”The Internet” has allowed solutionists to significantly expand the scope of their interventions, running experiments on a much grander scale.
In other words, I’m interested in why and how ”the Internet” excites — and why and how it confuses. I want to understand why and how iTunes or Wikipedia — some of the core mythical components of ”the Internet” — have become models to think about the future of politics. How have Zynga and Facebook become models to think about civic engagement? How have Yelp’s and Amazon’s reviews become models to think about criticism? How has Google become a model for thinking about business and social innovation — as if it had a coherent philosophy — so that books with titles like What Would Google Do? can become best sellers?
The arrival of ”the Internet” both boosted and vindicated many of the solutionist attitudes that I describe in this book. ”The Internet” has allowed solutionists to significantly expand the scope of their interventions, running experiments on a much grander scale. It has also given rise to a new set of beliefs — what I call ”Internet-centrism” — the chief of which is the firm conviction that we are living through unique, revolutionary times, in which the previous truths no longer hold, everything is undergoing profound change, and the need to ”fix things” runs as high as ever. ”The Internet,” in short, has supplied solutionists with ample ammunition to ratchet up their war on inefficiency, ambiguity, and disorder, while also providing some new justification for doing so. But it has also supplied them with a set of assumptions about both how the world works and how it should work, about how it talks and how it should talk, recasting many issues and debates in a decidedly Internet-centric manner. Internet-centrism relates to ”the Internet” very much like scientism relates to science: its epistemology tolerates no dissenting viewpoints, while all recent history is just about how the great spirit of ”the Internet” presents itself to us.
This book, then, is an effort to liberate our technology debates from the many unhealthy and erroneous assumptions about ”the Internet.” In this, it’s much more normative than history aspires to be. Following the work of Latour and Thomas Kuhn, many historians of science have come to accept that, while the idea of ”Science” with a capital S is even more chock-full of myths than the idea of ”the Internet,” they have made peace with this discovery, reasoning that, as long as there are scientists who think there is this ”Science” with a capital S out there, they are still worth studying, regardless of whether historians of science themselves actually share this belief.
It’s an elegant and reassuring approach, but I find it very hard to pursue when thinking about ”the Internet” and the corrosive influence that this idea is beginning to have on public discourse and the kinds of reform projects that are getting priority.
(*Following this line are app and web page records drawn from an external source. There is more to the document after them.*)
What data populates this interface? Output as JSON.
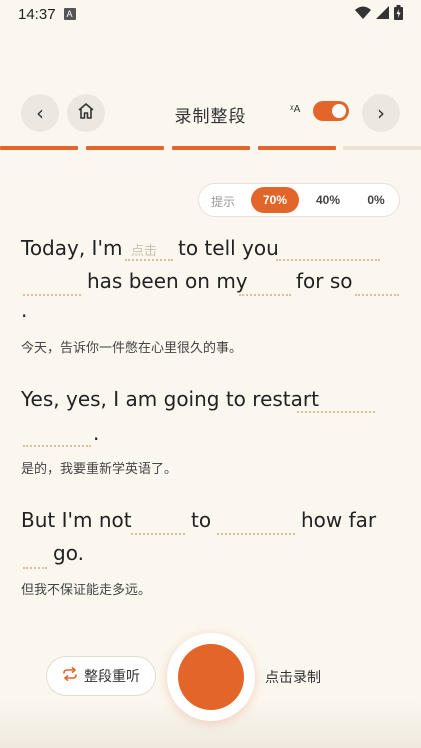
{
  "status": {
    "time": "14:37",
    "a_badge": "A"
  },
  "nav": {
    "back_glyph": "‹",
    "forward_glyph": "›",
    "title": "录制整段",
    "translate_glyph": "ᵡA",
    "translate_on": true
  },
  "progress": {
    "segments_done": 4,
    "segments_total": 5,
    "accent": "#e2652a",
    "rest": "#ebe2d3"
  },
  "hint": {
    "label": "提示",
    "options": [
      "70%",
      "40%",
      "0%"
    ],
    "selected": "70%"
  },
  "sentences": [
    {
      "lines": [
        "Today, I'm",
        "to tell you",
        "has been on my",
        "for so",
        "."
      ],
      "blank_hint": "点击",
      "translation": "今天，告诉你一件憋在心里很久的事。"
    },
    {
      "lines": [
        "Yes, yes, I am going to restart",
        "."
      ],
      "translation": "是的，我要重新学英语了。"
    },
    {
      "lines": [
        "But I'm not",
        "to",
        "how far",
        "go."
      ],
      "translation": "但我不保证能走多远。"
    }
  ],
  "controls": {
    "replay_label": "整段重听",
    "record_label": "点击录制"
  }
}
In this sense, to point out the many limitations of solutionism without also pointing out the limitations of what I call ”Internet-centrism” would not be very productive; without the latter, the former wouldn’t be half as powerful. So before we can embark on discussing the shortcomings of solutionism in areas like politics or crime prevention, it’s worth getting a better grasp of the pernicious intellectual influence of Internet-centrism…Revealing Internet-centrism for what it is will make debunking solutionism much less difficult.
Belarus-born Evgeny Morozov is a writer and contributing editor at the New Republic. He was a visiting scholar at Stanford University from 2010 to 2012. This excerpt is taken from his To Save Everything, Click Here: The Folly of Technological Solutionism (New York, NY: Public Affairs Books, 2013).